::: Given data :::

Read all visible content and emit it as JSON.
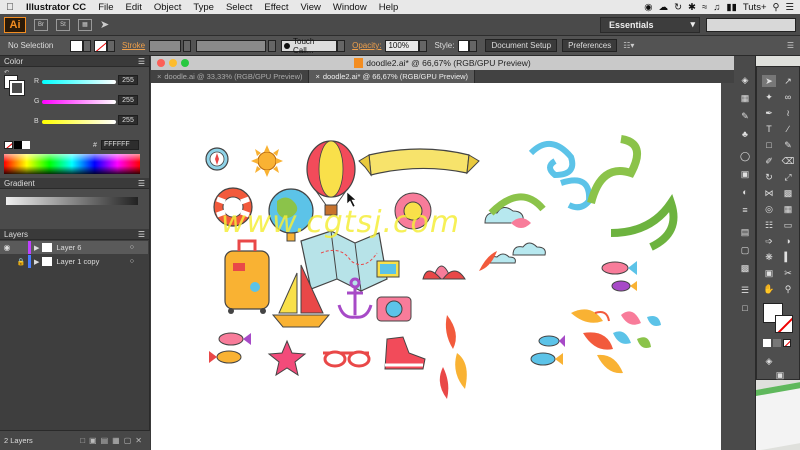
{
  "menubar": {
    "app_name": "Illustrator CC",
    "menus": [
      "File",
      "Edit",
      "Object",
      "Type",
      "Select",
      "Effect",
      "View",
      "Window",
      "Help"
    ],
    "right_user": "Tuts+"
  },
  "appbar": {
    "logo": "Ai",
    "bridge": "Br",
    "stock": "St",
    "workspace": "Essentials"
  },
  "control": {
    "selection": "No Selection",
    "stroke_label": "Stroke",
    "brush": "Touch Call...",
    "opacity_label": "Opacity:",
    "opacity_value": "100%",
    "style_label": "Style:",
    "doc_setup": "Document Setup",
    "preferences": "Preferences"
  },
  "color_panel": {
    "title": "Color",
    "channels": [
      {
        "name": "R",
        "value": "255"
      },
      {
        "name": "G",
        "value": "255"
      },
      {
        "name": "B",
        "value": "255"
      }
    ],
    "hex_symbol": "#",
    "hex": "FFFFFF"
  },
  "gradient_panel": {
    "title": "Gradient"
  },
  "layers_panel": {
    "title": "Layers",
    "layers": [
      {
        "name": "Layer 6",
        "color": "#c040ff"
      },
      {
        "name": "Layer 1 copy",
        "color": "#4a7cff"
      }
    ],
    "count": "2 Layers"
  },
  "document": {
    "title": "doodle2.ai* @ 66,67% (RGB/GPU Preview)",
    "tabs": [
      {
        "label": "doodle.ai @ 33,33% (RGB/GPU Preview)"
      },
      {
        "label": "doodle2.ai* @ 66,67% (RGB/GPU Preview)"
      }
    ]
  },
  "watermark": "www.cgtsj.com",
  "colors": {
    "accent": "#f38d21",
    "panel": "#4b4b4b",
    "canvas": "#ffffff"
  }
}
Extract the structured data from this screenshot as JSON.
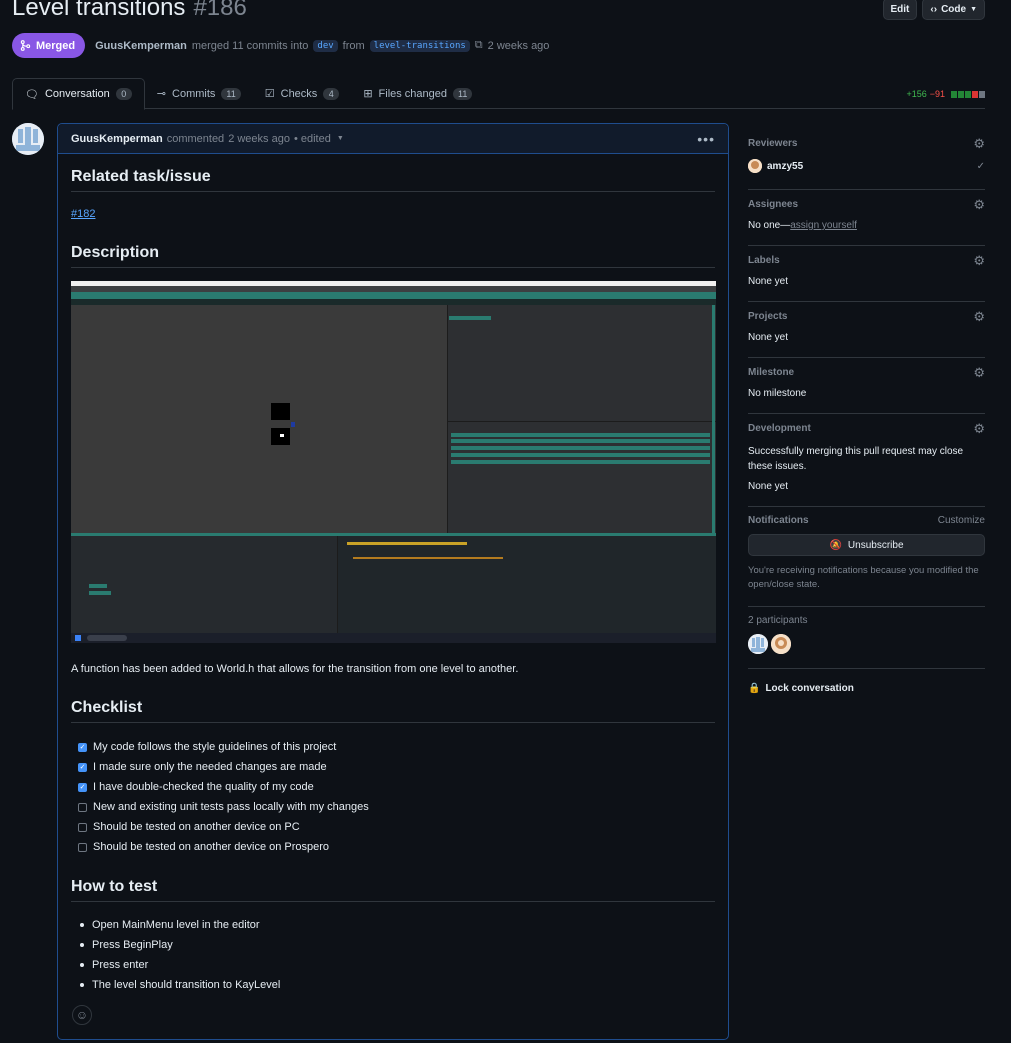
{
  "header": {
    "title": "Level transitions",
    "number": "#186",
    "edit_label": "Edit",
    "code_label": "Code",
    "status_label": "Merged",
    "author": "GuusKemperman",
    "merge_text": "merged 11 commits into",
    "base_branch": "dev",
    "from_text": "from",
    "head_branch": "level-transitions",
    "time": "2 weeks ago"
  },
  "tabs": [
    {
      "label": "Conversation",
      "count": "0",
      "icon": "comment-discussion-icon"
    },
    {
      "label": "Commits",
      "count": "11",
      "icon": "git-commit-icon"
    },
    {
      "label": "Checks",
      "count": "4",
      "icon": "checklist-icon"
    },
    {
      "label": "Files changed",
      "count": "11",
      "icon": "file-diff-icon"
    }
  ],
  "diffstat": {
    "additions": "+156",
    "deletions": "−91"
  },
  "comment": {
    "author": "GuusKemperman",
    "action": "commented",
    "time": "2 weeks ago",
    "edited": "• edited",
    "related_heading": "Related task/issue",
    "issue_link": "#182",
    "description_heading": "Description",
    "description_text": "A function has been added to World.h that allows for the transition from one level to another.",
    "checklist_heading": "Checklist",
    "checklist": [
      {
        "text": "My code follows the style guidelines of this project",
        "checked": true
      },
      {
        "text": "I made sure only the needed changes are made",
        "checked": true
      },
      {
        "text": "I have double-checked the quality of my code",
        "checked": true
      },
      {
        "text": "New and existing unit tests pass locally with my changes",
        "checked": false
      },
      {
        "text": "Should be tested on another device on PC",
        "checked": false
      },
      {
        "text": "Should be tested on another device on Prospero",
        "checked": false
      }
    ],
    "howto_heading": "How to test",
    "howto": [
      "Open MainMenu level in the editor",
      "Press BeginPlay",
      "Press enter",
      "The level should transition to KayLevel"
    ]
  },
  "sidebar": {
    "reviewers_label": "Reviewers",
    "reviewer_name": "amzy55",
    "assignees_label": "Assignees",
    "assignees_none": "No one—",
    "assign_yourself": "assign yourself",
    "labels_label": "Labels",
    "labels_value": "None yet",
    "projects_label": "Projects",
    "projects_value": "None yet",
    "milestone_label": "Milestone",
    "milestone_value": "No milestone",
    "development_label": "Development",
    "development_text": "Successfully merging this pull request may close these issues.",
    "development_value": "None yet",
    "notifications_label": "Notifications",
    "customize_label": "Customize",
    "unsubscribe_label": "Unsubscribe",
    "notifications_reason": "You're receiving notifications because you modified the open/close state.",
    "participants_label": "2 participants",
    "lock_label": "Lock conversation"
  },
  "colors": {
    "background": "#0d1117",
    "merged": "#8957e5",
    "accent": "#58a6ff",
    "border_highlight": "#1f4d8e",
    "additions": "#3fb950",
    "deletions": "#f85149"
  }
}
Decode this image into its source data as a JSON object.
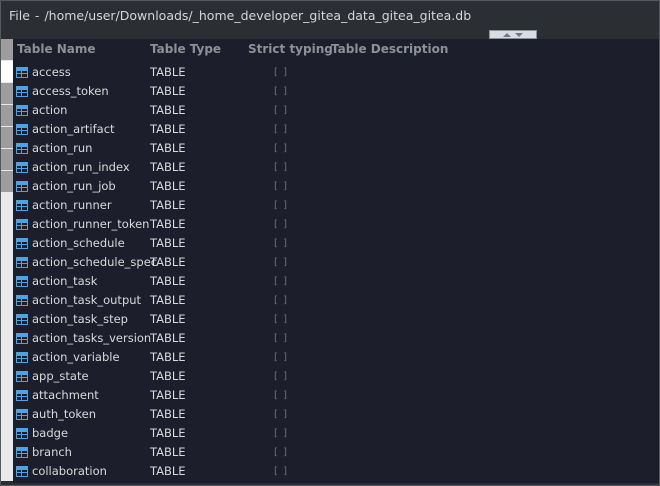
{
  "title_bar": {
    "menu": "File",
    "separator": "-",
    "path": "/home/user/Downloads/_home_developer_gitea_data_gitea_gitea.db"
  },
  "table": {
    "columns": [
      "Table Name",
      "Table Type",
      "Strict typing",
      "Table Description"
    ],
    "rows": [
      {
        "name": "access",
        "type": "TABLE",
        "strict": "[ ]",
        "description": ""
      },
      {
        "name": "access_token",
        "type": "TABLE",
        "strict": "[ ]",
        "description": ""
      },
      {
        "name": "action",
        "type": "TABLE",
        "strict": "[ ]",
        "description": ""
      },
      {
        "name": "action_artifact",
        "type": "TABLE",
        "strict": "[ ]",
        "description": ""
      },
      {
        "name": "action_run",
        "type": "TABLE",
        "strict": "[ ]",
        "description": ""
      },
      {
        "name": "action_run_index",
        "type": "TABLE",
        "strict": "[ ]",
        "description": ""
      },
      {
        "name": "action_run_job",
        "type": "TABLE",
        "strict": "[ ]",
        "description": ""
      },
      {
        "name": "action_runner",
        "type": "TABLE",
        "strict": "[ ]",
        "description": ""
      },
      {
        "name": "action_runner_token",
        "type": "TABLE",
        "strict": "[ ]",
        "description": ""
      },
      {
        "name": "action_schedule",
        "type": "TABLE",
        "strict": "[ ]",
        "description": ""
      },
      {
        "name": "action_schedule_spec",
        "type": "TABLE",
        "strict": "[ ]",
        "description": ""
      },
      {
        "name": "action_task",
        "type": "TABLE",
        "strict": "[ ]",
        "description": ""
      },
      {
        "name": "action_task_output",
        "type": "TABLE",
        "strict": "[ ]",
        "description": ""
      },
      {
        "name": "action_task_step",
        "type": "TABLE",
        "strict": "[ ]",
        "description": ""
      },
      {
        "name": "action_tasks_version",
        "type": "TABLE",
        "strict": "[ ]",
        "description": ""
      },
      {
        "name": "action_variable",
        "type": "TABLE",
        "strict": "[ ]",
        "description": ""
      },
      {
        "name": "app_state",
        "type": "TABLE",
        "strict": "[ ]",
        "description": ""
      },
      {
        "name": "attachment",
        "type": "TABLE",
        "strict": "[ ]",
        "description": ""
      },
      {
        "name": "auth_token",
        "type": "TABLE",
        "strict": "[ ]",
        "description": ""
      },
      {
        "name": "badge",
        "type": "TABLE",
        "strict": "[ ]",
        "description": ""
      },
      {
        "name": "branch",
        "type": "TABLE",
        "strict": "[ ]",
        "description": ""
      },
      {
        "name": "collaboration",
        "type": "TABLE",
        "strict": "[ ]",
        "description": ""
      }
    ]
  },
  "icons": {
    "row_icon": "table-icon",
    "splitter": [
      "arrow-up-icon",
      "arrow-down-icon"
    ]
  },
  "colors": {
    "panel_bg": "#1c1f2b",
    "window_bg": "#2b2e33",
    "table_icon": "#4fa3e0",
    "header_text": "#8d9097"
  }
}
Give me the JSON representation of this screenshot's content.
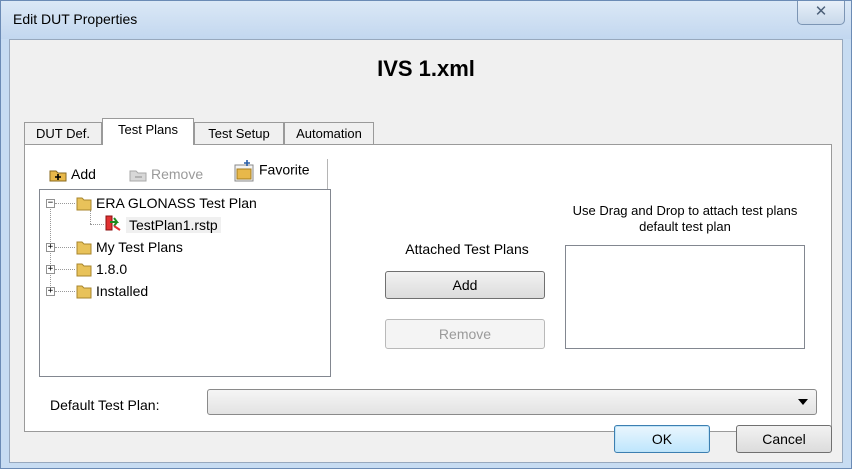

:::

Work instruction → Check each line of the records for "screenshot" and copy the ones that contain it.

Result below →
Extract the structured data from this screenshot as JSON.
Give me the JSON representation of this screenshot's content.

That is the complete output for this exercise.